Teaching American History in Sharpstown: Q&A with Dr. Chris Hammons, Director of HCU's Independence Hall

Teaching American History in Sharpstown: Q&A with Dr. Chris Hammons, Director of HCU's Independence Hall
The Morris Family Center for Law and Liberty (a.k.a. Independence Hall) on the campus of HCU in Sharpstown. Image Credit: Tyess Korsmo

Some Houston Christian University students have no idea what the new building on their campus is. In a way, that's why it was built.

Sharpstown's HCU isn't the first organization to build a full-scale replica of Independence Hall, but it's the only one in Houston. HCU's Center for Law and Liberty, which offers free audio tours, is modeled on the Philadelphia building where America's founders signed the Declaration of Independence and Constitution.

The masterminds behind HCU’s Independence Hall are Dr. Chris Hammons, director of the Law and Liberty Center, and Eleanor Barton, director of historical museums. Sharpener reporter Kirsten Passmore interviewed Dr. Hammons about the audio tour, which he and Barton created last fall.

Q: What is your favorite aspect of the audio tour?

A. It fills a void where people who were visiting the campus before and visiting the building (unless I was over there)…would kind of wander around the building by themselves.

There was no informational content, and we toyed with putting printed information on the walls, but we didn’t want to...make it look like a museum or junk the place up with a lot of graphics and text. So we decided to do an audio tour, which allows people to wander through the rooms at their own pace.

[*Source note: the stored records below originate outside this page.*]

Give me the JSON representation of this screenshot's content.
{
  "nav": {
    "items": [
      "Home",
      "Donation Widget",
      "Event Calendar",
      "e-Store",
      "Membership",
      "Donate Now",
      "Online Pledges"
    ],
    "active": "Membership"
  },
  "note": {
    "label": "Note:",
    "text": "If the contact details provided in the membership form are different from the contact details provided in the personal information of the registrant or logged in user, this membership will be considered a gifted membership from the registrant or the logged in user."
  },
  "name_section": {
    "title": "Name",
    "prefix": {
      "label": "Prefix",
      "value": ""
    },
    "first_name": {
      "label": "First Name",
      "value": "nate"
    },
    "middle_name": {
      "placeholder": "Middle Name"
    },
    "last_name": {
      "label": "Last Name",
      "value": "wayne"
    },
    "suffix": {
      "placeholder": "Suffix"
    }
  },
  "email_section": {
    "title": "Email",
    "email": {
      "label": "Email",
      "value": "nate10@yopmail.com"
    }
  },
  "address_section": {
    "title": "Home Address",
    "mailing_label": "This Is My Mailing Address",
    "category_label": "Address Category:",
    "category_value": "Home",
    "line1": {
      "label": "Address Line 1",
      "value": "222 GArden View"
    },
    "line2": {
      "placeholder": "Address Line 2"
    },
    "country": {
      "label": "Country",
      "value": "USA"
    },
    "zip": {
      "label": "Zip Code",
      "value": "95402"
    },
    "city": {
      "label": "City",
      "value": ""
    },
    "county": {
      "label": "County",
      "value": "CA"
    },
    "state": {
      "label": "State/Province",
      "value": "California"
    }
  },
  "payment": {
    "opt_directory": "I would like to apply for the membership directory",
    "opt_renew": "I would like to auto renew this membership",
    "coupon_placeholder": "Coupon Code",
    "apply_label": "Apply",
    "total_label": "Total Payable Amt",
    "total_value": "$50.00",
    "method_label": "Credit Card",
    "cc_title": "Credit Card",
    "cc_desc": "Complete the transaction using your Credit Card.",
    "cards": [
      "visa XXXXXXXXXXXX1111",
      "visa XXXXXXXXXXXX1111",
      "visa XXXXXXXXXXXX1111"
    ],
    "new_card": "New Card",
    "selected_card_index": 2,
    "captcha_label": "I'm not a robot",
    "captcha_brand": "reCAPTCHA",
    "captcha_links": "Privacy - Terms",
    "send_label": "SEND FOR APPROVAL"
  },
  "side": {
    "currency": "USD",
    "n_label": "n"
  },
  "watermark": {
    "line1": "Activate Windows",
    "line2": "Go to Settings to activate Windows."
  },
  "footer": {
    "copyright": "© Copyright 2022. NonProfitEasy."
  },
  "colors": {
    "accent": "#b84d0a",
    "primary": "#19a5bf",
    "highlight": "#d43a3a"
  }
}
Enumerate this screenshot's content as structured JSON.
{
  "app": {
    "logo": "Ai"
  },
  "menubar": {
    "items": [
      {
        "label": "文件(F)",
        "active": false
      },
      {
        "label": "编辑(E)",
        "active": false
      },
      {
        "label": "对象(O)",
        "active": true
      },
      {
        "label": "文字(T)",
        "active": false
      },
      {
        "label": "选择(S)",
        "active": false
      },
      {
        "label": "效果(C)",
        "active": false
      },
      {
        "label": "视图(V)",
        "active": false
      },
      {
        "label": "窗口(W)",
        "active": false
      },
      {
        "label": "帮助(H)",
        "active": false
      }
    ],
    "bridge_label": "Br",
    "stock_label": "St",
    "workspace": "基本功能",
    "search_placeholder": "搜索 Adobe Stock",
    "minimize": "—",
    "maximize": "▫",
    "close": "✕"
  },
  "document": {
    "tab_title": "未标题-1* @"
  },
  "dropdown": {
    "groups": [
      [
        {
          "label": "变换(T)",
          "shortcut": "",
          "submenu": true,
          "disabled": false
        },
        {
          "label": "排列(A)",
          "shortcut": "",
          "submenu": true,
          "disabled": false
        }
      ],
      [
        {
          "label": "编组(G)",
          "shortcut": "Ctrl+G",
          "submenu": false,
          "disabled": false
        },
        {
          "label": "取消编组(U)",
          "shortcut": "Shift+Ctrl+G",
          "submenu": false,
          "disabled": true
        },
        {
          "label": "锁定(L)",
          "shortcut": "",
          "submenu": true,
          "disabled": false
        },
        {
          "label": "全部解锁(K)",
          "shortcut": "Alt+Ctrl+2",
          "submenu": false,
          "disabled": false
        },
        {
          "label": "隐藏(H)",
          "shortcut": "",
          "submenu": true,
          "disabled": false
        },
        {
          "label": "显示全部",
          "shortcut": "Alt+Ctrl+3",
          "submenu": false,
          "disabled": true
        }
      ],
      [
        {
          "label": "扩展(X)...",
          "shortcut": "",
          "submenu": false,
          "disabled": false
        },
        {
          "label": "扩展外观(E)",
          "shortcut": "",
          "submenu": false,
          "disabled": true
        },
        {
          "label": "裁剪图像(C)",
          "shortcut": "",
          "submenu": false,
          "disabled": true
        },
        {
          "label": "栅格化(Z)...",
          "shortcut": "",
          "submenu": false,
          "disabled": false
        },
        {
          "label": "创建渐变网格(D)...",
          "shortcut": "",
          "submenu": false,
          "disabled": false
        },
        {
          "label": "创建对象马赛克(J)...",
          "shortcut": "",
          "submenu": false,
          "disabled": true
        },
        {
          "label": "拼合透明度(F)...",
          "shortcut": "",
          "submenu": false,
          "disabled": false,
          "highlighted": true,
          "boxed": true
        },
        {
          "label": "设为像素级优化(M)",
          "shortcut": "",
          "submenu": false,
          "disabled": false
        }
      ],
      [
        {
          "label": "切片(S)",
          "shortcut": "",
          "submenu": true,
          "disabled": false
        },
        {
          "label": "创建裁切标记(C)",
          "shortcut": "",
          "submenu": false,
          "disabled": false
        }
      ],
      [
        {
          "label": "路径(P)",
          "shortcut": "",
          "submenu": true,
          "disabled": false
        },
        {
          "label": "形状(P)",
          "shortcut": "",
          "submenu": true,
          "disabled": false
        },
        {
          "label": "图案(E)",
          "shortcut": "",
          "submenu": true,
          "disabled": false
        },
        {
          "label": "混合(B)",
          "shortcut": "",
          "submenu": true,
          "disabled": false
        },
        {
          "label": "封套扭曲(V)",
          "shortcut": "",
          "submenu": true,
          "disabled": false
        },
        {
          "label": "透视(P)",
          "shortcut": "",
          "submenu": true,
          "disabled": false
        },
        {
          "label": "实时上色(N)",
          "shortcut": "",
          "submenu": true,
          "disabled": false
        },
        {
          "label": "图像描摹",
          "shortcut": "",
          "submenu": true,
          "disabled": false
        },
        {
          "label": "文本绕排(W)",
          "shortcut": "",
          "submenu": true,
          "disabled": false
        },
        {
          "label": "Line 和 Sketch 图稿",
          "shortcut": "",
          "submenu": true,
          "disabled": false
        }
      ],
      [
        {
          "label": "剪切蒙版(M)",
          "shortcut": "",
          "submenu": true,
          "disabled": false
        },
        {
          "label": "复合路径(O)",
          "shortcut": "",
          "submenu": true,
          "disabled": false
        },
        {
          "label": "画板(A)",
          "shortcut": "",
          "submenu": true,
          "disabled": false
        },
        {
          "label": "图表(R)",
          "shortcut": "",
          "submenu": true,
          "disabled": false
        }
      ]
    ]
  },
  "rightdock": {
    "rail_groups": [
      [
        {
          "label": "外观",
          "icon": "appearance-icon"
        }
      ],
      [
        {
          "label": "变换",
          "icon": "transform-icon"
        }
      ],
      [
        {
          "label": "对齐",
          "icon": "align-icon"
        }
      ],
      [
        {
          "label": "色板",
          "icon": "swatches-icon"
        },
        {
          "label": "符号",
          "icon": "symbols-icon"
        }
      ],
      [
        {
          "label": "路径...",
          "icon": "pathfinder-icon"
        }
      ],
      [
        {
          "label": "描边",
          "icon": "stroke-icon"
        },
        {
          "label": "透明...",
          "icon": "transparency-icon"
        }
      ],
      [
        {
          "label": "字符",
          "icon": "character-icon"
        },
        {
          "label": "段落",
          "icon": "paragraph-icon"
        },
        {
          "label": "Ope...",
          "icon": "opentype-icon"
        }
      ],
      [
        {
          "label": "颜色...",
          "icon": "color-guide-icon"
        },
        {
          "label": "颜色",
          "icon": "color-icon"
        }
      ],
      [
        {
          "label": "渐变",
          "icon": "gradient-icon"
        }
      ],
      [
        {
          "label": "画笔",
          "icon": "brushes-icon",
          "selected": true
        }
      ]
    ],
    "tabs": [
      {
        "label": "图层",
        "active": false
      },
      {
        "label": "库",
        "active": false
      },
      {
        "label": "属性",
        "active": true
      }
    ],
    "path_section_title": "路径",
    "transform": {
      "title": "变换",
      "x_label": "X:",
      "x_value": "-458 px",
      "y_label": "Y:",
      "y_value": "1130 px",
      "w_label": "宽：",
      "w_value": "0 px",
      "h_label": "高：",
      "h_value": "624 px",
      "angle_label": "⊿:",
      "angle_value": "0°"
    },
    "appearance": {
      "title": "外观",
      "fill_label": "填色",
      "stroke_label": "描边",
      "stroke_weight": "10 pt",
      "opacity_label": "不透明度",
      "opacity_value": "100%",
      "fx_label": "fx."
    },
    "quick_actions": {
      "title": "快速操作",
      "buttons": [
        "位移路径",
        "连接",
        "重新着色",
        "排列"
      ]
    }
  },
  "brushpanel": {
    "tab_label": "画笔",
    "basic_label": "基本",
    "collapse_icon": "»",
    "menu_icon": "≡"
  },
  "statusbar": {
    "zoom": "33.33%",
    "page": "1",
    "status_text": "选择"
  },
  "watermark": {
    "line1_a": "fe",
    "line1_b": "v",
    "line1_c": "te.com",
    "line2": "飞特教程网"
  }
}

Q: Which sections did you record?

A: I wrote all the curriculum...all the verbiage. And it’s based off of the tours I typically give in person.

If there were portraits that we were describing, I did all the male portraits, and Eleanor did all the female portraits. So they have a male and female voice, and other than that, we just kind of divided up the rooms…

We had originally thought about the idea of having students come and record it. But we were concerned that if we had errors or things to fix, then we would have to track the students down and it would become a big logistical hassle. So she and I did it, and we did have to go back and re-record some stuff that just didn’t sound good, or the audio was not right, so I’m glad we did that.

Q: I’ve noticed some students aren’t as enthusiastic about American history. So if I’m just trying to get into American history, what should I take away from Independence Hall?

A: A couple things I’ve noticed... Sometimes students don’t even know what it is they are looking at. And they’ll walk in the building and they’ll say, "What is this supposed to be?"

This highlights to me the real need for our mission through the Morris Family Center for Law and Liberty, and that is to educate young people...about our history and our nation’s founding principles...

If you don’t even recognize Independence Hall, that tells me there’s been a gap in your education…

Part of [the goal of education] is to understand why Independence Hall is significant as the birthplace of the Declaration of Independence and the U.S. Constitution... The other part is to explore the principles that come out of those documents and why they are important.

Kirsten Passmore is studying Political Science at HCU. Below, she reflects on her experience with Independence Hall.

Dr. Hammons announced that we were going on a field trip on my last day of class. I knew where we were headed: the Assembly Room, where the Founding Fathers gathered to discuss and sign the Declaration and Constitution.

It was also where my class would finish discussing the Federalist Papers. Walking in, I imagined myself as a Founding Father debating whether to ratify the Constitution.

Dr. Hammons shared that “after fifteen years of fundraising...all over city, and the state, and the nation, [Independence Hall] opened last year and was funded by donors... This was all a gift to the university. And we want to use it to teach American history, American government, and law. We use it for tourists—for groups that come in and want a history discussion…”

Elementary and high-school groups from Austin and San Antonio have also come to visit and learn. Independence Hall is one of the things that make Houston Christian University unique.

Conflict of Interest Statement: Kirsten Passmore is a student at HCU and an advisee of Dr. Chris Hammons. Tyess Korsmo is an alumnus of HCU and has taught English there for five semesters.

To hear from Eleanor Barton, check out the Southwest Management District's recent article about the Law and Liberty Center.


Kirsten Passmore, reporter
Kirsten Passmore is a senior studying political science at Houston Christian University. She enjoys volunteering, spending time with friends, and playing adaptive sports in her spare time. Diagnosed with cerebral palsy (as a result of a brain injury at birth), she uses an electric wheelchair. In 2013, she was Little
Tyess Korsmo, editor-in-chief
A North Dakota farm boy, Tyess moved to Sharpstown in 2019 to earn his Master of Liberal Arts at Houston Christian University (formerly Houston Baptist), where he now teaches English and history. He also teaches English for the Heart of Texas Foundation College of Ministry, located in a maximum-security prison.